PHOENIX — The story of the Navajo Code Talkers, who played a crucial role in US victories during World War II, will now be permanently memorialized in Arizona every year.
Gov. Doug Ducey signed legislation last March to honor the Code Talkers on Aug. 14 of each year or the following Sunday if the 14th does not fall on a Sunday.
National Code Talkers Day was established by President Ronald Reagan in 1982, and though Ducey has previously issued proclamations, this legislation secures the day as an official state holiday.
As a strategy to win the war, the US government recruited and enlisted hundreds of Navajo men to serve in standard communications units.
“The Navajo Code Talkers are American heroes,” Ducey said. “They assisted on every major operation involving the US Marines in the Pacific theater, using their native language to come up with an unbreakable code.”
An unwritten language
More than 400 Navajo Code Talkers answered the call to serve during World War II. Only a handful are still alive, and none of the original 29 Code Talkers who invented the code based on their language is still alive. The last of that group died in 2014.
The initial 29 Navajo tribe recruits created the military code from their native language during their time at boot camp in 1942. Then the Navajos successfully used their freshly memorized code in the Pacific during major battles to send crucial information over the telephone and radio.
At the time, the Navajo language was unwritten and spoken only by a few non-Navajos, making the new code incredibly difficult to decipher.
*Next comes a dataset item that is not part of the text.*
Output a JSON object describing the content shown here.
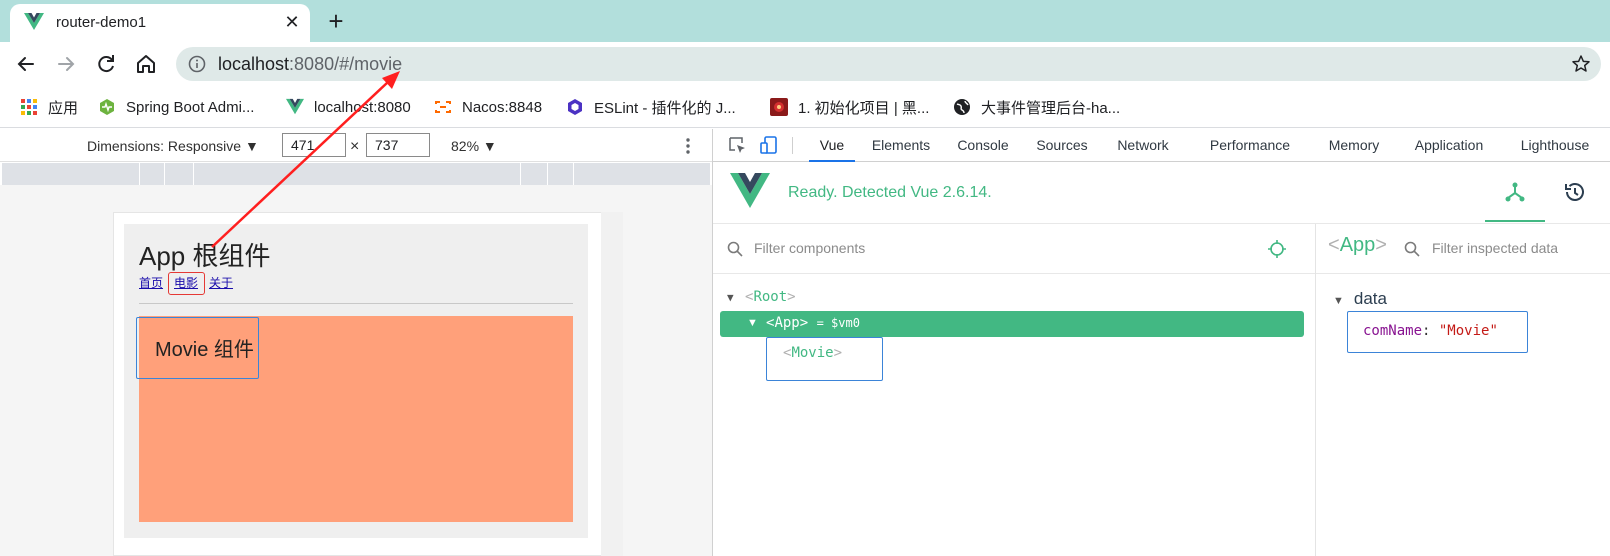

The Japanese never broke the Navajo code used by the Marines, thanks to the Code Talkers.
According to the Navy & Marine Corps WWII Commemorative Committee, six Code Talkers exchanged more than 800 error-free messages at Iwo Jima.
“Were it not for the Navajos, the Marines would never have taken Iwo Jima,” Maj. Howard Connor, the signal officer of the Navajos, said.
Navajo Code Talkers Day celebrates the selfless sacrifice of these brave men, including Arizona’s remaining Code Talkers: Thomas Begay, John Kinsel Jr., Samuel Sandoval and Peter MacDonald.
Recognition at last
The the top-secret military program was not declassified until 1968, though the program still remained largely unknown.
In 1992, the Code Talkers were finally honored at the Pentagon, and President George W. Bush presented the 29 original Code Talkers with the Congressional Gold Medal in 2001.
The Code Talker story became the focus of the 2002 action movie “Windtalkers.”